#### Records to use
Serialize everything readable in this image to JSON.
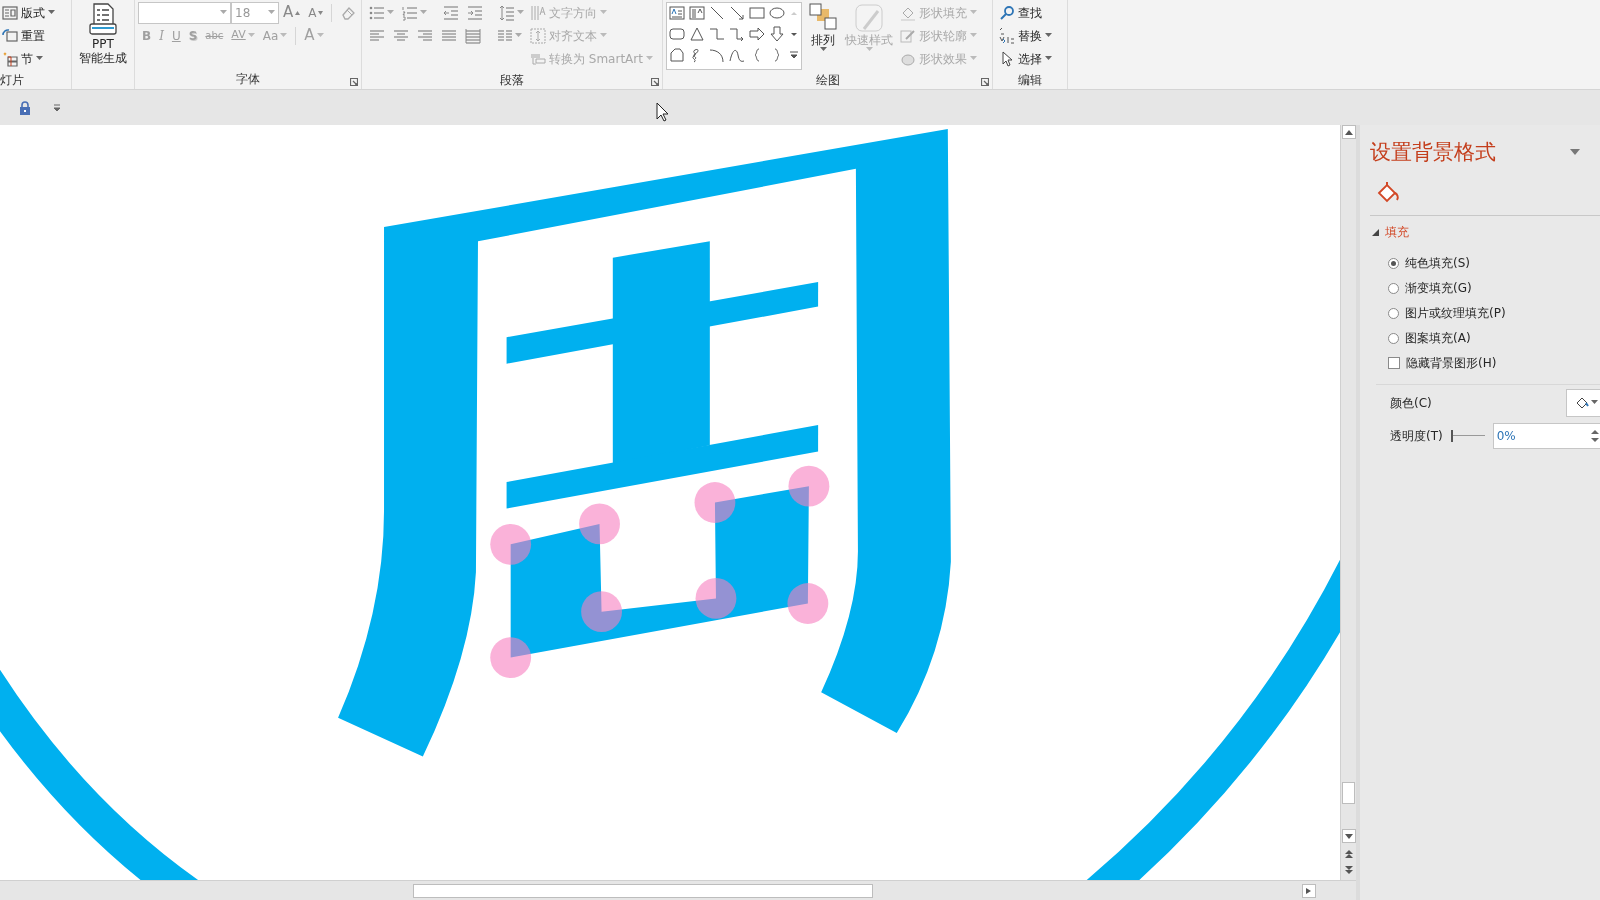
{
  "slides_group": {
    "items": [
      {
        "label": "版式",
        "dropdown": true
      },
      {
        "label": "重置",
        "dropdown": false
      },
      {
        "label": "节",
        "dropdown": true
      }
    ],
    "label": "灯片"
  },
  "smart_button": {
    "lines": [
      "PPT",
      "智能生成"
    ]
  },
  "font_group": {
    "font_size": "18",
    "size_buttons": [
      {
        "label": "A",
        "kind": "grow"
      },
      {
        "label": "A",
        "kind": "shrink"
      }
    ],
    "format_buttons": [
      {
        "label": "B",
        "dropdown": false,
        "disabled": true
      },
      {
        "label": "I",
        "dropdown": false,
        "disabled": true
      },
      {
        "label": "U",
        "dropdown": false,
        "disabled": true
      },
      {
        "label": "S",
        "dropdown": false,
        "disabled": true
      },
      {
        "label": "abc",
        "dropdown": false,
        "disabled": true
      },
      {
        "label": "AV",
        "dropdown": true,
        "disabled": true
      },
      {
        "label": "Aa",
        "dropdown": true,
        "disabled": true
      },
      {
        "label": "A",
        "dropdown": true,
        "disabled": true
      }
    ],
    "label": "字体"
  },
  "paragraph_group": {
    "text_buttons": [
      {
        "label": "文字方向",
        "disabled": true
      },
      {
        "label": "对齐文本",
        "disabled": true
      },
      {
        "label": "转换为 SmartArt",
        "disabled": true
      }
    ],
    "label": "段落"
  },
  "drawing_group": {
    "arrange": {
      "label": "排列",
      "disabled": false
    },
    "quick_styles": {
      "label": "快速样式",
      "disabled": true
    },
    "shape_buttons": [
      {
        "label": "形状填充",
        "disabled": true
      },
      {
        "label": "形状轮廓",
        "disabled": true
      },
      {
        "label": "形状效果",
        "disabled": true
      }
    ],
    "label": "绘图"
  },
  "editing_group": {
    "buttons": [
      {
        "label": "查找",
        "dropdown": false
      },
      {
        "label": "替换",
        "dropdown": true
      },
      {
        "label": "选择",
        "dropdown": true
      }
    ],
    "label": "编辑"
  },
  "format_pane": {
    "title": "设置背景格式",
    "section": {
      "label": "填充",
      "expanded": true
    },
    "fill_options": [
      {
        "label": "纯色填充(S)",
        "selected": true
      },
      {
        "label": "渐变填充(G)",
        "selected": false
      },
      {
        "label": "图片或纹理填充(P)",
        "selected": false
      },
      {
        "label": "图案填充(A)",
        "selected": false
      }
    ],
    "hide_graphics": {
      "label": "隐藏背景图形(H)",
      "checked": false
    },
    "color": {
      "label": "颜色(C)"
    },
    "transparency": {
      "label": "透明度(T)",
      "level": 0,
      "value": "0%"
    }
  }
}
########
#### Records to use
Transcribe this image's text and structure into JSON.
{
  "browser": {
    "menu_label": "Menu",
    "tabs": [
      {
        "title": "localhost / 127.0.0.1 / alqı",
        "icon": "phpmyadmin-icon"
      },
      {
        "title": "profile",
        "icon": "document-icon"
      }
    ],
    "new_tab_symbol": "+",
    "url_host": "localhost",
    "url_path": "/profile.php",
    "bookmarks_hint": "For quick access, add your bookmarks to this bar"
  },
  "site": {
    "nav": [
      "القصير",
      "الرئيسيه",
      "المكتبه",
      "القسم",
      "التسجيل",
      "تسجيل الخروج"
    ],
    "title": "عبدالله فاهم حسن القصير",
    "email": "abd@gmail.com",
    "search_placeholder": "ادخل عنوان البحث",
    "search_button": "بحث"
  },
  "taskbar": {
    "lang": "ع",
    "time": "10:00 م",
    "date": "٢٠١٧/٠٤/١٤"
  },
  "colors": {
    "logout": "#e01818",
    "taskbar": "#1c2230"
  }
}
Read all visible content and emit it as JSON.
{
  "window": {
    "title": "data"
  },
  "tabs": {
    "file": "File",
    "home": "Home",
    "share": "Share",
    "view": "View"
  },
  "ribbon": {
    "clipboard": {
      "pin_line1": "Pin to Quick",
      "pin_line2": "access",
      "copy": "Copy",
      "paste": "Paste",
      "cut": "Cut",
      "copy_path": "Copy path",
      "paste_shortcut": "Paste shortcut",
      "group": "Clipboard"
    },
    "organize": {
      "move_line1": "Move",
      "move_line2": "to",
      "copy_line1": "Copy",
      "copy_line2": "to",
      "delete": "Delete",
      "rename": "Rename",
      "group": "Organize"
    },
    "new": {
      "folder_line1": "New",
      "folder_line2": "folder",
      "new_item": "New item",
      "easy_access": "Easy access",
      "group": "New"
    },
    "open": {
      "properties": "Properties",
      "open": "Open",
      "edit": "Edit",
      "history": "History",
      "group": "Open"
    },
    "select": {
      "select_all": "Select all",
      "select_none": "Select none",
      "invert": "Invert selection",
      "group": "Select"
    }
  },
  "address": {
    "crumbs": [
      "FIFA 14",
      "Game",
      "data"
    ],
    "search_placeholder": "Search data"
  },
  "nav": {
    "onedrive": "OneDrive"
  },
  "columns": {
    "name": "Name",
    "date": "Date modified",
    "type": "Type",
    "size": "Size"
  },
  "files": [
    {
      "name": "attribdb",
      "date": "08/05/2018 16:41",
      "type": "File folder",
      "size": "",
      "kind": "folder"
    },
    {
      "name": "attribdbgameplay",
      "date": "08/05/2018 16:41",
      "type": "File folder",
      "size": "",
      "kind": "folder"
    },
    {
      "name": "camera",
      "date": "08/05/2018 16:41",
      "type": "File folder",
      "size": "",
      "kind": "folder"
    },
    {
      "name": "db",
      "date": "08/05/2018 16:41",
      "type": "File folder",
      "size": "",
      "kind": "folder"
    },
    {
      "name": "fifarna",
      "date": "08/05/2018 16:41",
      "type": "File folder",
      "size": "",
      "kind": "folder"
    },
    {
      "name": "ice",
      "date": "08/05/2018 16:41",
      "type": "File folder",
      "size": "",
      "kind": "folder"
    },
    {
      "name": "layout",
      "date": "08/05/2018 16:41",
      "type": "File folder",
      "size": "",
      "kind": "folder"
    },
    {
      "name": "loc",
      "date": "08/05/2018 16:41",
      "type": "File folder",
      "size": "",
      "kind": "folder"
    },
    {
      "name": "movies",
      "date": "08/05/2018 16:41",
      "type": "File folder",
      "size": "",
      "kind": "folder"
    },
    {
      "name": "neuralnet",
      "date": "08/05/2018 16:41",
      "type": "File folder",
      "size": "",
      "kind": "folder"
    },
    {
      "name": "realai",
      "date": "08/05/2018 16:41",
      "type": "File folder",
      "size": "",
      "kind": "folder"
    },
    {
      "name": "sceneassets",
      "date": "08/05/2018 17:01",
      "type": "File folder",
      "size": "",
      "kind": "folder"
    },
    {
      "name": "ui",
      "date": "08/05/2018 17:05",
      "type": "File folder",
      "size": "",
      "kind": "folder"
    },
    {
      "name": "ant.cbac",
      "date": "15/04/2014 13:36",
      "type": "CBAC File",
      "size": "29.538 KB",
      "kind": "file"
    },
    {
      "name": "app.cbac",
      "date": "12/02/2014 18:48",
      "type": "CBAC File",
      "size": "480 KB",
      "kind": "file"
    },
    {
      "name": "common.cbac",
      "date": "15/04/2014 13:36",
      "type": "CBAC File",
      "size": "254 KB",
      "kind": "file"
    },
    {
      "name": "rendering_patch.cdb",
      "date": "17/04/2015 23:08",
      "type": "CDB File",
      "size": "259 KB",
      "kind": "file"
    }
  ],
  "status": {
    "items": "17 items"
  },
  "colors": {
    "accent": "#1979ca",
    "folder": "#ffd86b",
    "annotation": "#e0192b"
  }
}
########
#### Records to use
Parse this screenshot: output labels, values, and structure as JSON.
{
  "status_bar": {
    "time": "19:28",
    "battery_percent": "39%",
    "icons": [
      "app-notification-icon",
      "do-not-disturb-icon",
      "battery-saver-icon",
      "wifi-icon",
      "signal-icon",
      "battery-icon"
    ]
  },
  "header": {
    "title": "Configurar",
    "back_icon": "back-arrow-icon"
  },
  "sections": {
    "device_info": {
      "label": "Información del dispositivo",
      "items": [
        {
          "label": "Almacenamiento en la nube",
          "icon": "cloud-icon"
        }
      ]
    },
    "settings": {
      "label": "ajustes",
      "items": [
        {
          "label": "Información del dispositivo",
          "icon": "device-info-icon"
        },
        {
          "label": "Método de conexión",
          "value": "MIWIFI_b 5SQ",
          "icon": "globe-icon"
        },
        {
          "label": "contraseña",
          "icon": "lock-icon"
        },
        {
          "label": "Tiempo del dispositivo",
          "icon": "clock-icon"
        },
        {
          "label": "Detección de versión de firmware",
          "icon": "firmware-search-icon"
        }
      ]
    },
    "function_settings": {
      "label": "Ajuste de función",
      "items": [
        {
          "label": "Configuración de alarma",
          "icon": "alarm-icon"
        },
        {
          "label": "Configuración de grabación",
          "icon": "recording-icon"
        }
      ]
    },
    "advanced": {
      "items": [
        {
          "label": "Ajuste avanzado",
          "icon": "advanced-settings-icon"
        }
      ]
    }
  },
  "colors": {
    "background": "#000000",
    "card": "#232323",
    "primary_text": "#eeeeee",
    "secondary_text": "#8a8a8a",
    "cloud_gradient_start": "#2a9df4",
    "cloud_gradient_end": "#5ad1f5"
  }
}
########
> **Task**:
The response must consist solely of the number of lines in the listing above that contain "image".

> **Written solution**:
2